*Instructions to follow*
The answer should consist of the full listing below, repeated exactly and free of pictures.

*Dataset entries*
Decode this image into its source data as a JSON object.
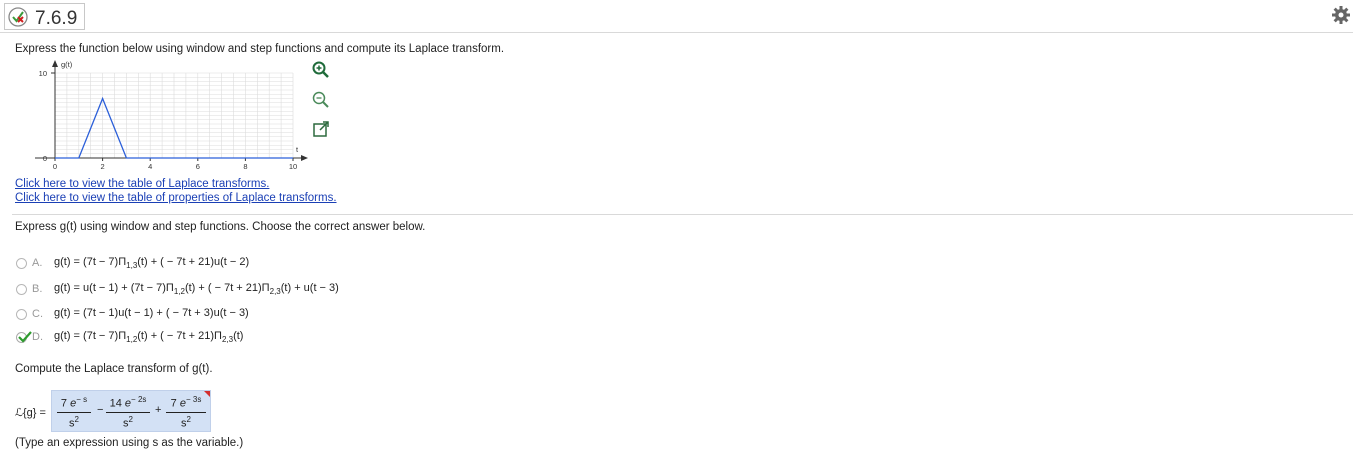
{
  "header": {
    "title": "7.6.9",
    "status_icon": "partial-correct-icon",
    "settings_icon": "gear-icon"
  },
  "question": {
    "prompt": "Express the function below using window and step functions and compute its Laplace transform.",
    "graph": {
      "y_axis_label": "g(t)",
      "x_axis_label": "t",
      "y_ticks": [
        "10",
        "0"
      ],
      "x_ticks": [
        "0",
        "2",
        "4",
        "6",
        "8",
        "10"
      ],
      "curve_points": [
        [
          0,
          0
        ],
        [
          1,
          0
        ],
        [
          2,
          7
        ],
        [
          3,
          0
        ],
        [
          10,
          0
        ]
      ],
      "xlim": [
        0,
        10
      ],
      "ylim": [
        0,
        10
      ]
    },
    "graph_tools": [
      "zoom-in-icon",
      "zoom-out-icon",
      "popout-icon"
    ],
    "links": [
      "Click here to view the table of Laplace transforms.",
      "Click here to view the table of properties of Laplace transforms."
    ]
  },
  "part1": {
    "prompt": "Express g(t) using window and step functions. Choose the correct answer below.",
    "options": [
      {
        "letter": "A.",
        "pre": "g(t) = (7t − 7)Π",
        "sub1": "1,3",
        "mid": "(t) + ( − 7t + 21)u(t − 2)",
        "sub2": "",
        "post": "",
        "selected": false
      },
      {
        "letter": "B.",
        "pre": "g(t) = u(t − 1) + (7t − 7)Π",
        "sub1": "1,2",
        "mid": "(t) + ( − 7t + 21)Π",
        "sub2": "2,3",
        "post": "(t) + u(t − 3)",
        "selected": false
      },
      {
        "letter": "C.",
        "pre": "g(t) = (7t − 1)u(t − 1) + ( − 7t + 3)u(t − 3)",
        "sub1": "",
        "mid": "",
        "sub2": "",
        "post": "",
        "selected": false
      },
      {
        "letter": "D.",
        "pre": "g(t) = (7t − 7)Π",
        "sub1": "1,2",
        "mid": "(t) + ( − 7t + 21)Π",
        "sub2": "2,3",
        "post": "(t)",
        "selected": true
      }
    ]
  },
  "part2": {
    "prompt": "Compute the Laplace transform of g(t).",
    "lhs": "ℒ{g} =",
    "terms": [
      {
        "coef": "7",
        "var": "e",
        "exp": "− s",
        "den": "s",
        "den_exp": "2"
      },
      {
        "coef": "14",
        "var": "e",
        "exp": "− 2s",
        "den": "s",
        "den_exp": "2"
      },
      {
        "coef": "7",
        "var": "e",
        "exp": "− 3s",
        "den": "s",
        "den_exp": "2"
      }
    ],
    "ops": [
      "−",
      "+"
    ],
    "hint": "(Type an expression using s as the variable.)"
  }
}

*Solution to this task*
Decode this image into its source data as a JSON object.
{
  "header": {
    "title": "7.6.9",
    "status_icon": "partial-correct-icon",
    "settings_icon": "gear-icon"
  },
  "question": {
    "prompt": "Express the function below using window and step functions and compute its Laplace transform.",
    "graph": {
      "y_axis_label": "g(t)",
      "x_axis_label": "t",
      "y_ticks": [
        "10",
        "0"
      ],
      "x_ticks": [
        "0",
        "2",
        "4",
        "6",
        "8",
        "10"
      ],
      "curve_points": [
        [
          0,
          0
        ],
        [
          1,
          0
        ],
        [
          2,
          7
        ],
        [
          3,
          0
        ],
        [
          10,
          0
        ]
      ],
      "xlim": [
        0,
        10
      ],
      "ylim": [
        0,
        10
      ]
    },
    "graph_tools": [
      "zoom-in-icon",
      "zoom-out-icon",
      "popout-icon"
    ],
    "links": [
      "Click here to view the table of Laplace transforms.",
      "Click here to view the table of properties of Laplace transforms."
    ]
  },
  "part1": {
    "prompt": "Express g(t) using window and step functions. Choose the correct answer below.",
    "options": [
      {
        "letter": "A.",
        "pre": "g(t) = (7t − 7)Π",
        "sub1": "1,3",
        "mid": "(t) + ( − 7t + 21)u(t − 2)",
        "sub2": "",
        "post": "",
        "selected": false
      },
      {
        "letter": "B.",
        "pre": "g(t) = u(t − 1) + (7t − 7)Π",
        "sub1": "1,2",
        "mid": "(t) + ( − 7t + 21)Π",
        "sub2": "2,3",
        "post": "(t) + u(t − 3)",
        "selected": false
      },
      {
        "letter": "C.",
        "pre": "g(t) = (7t − 1)u(t − 1) + ( − 7t + 3)u(t − 3)",
        "sub1": "",
        "mid": "",
        "sub2": "",
        "post": "",
        "selected": false
      },
      {
        "letter": "D.",
        "pre": "g(t) = (7t − 7)Π",
        "sub1": "1,2",
        "mid": "(t) + ( − 7t + 21)Π",
        "sub2": "2,3",
        "post": "(t)",
        "selected": true
      }
    ]
  },
  "part2": {
    "prompt": "Compute the Laplace transform of g(t).",
    "lhs": "ℒ{g} =",
    "terms": [
      {
        "coef": "7",
        "var": "e",
        "exp": "− s",
        "den": "s",
        "den_exp": "2"
      },
      {
        "coef": "14",
        "var": "e",
        "exp": "− 2s",
        "den": "s",
        "den_exp": "2"
      },
      {
        "coef": "7",
        "var": "e",
        "exp": "− 3s",
        "den": "s",
        "den_exp": "2"
      }
    ],
    "ops": [
      "−",
      "+"
    ],
    "hint": "(Type an expression using s as the variable.)"
  }
}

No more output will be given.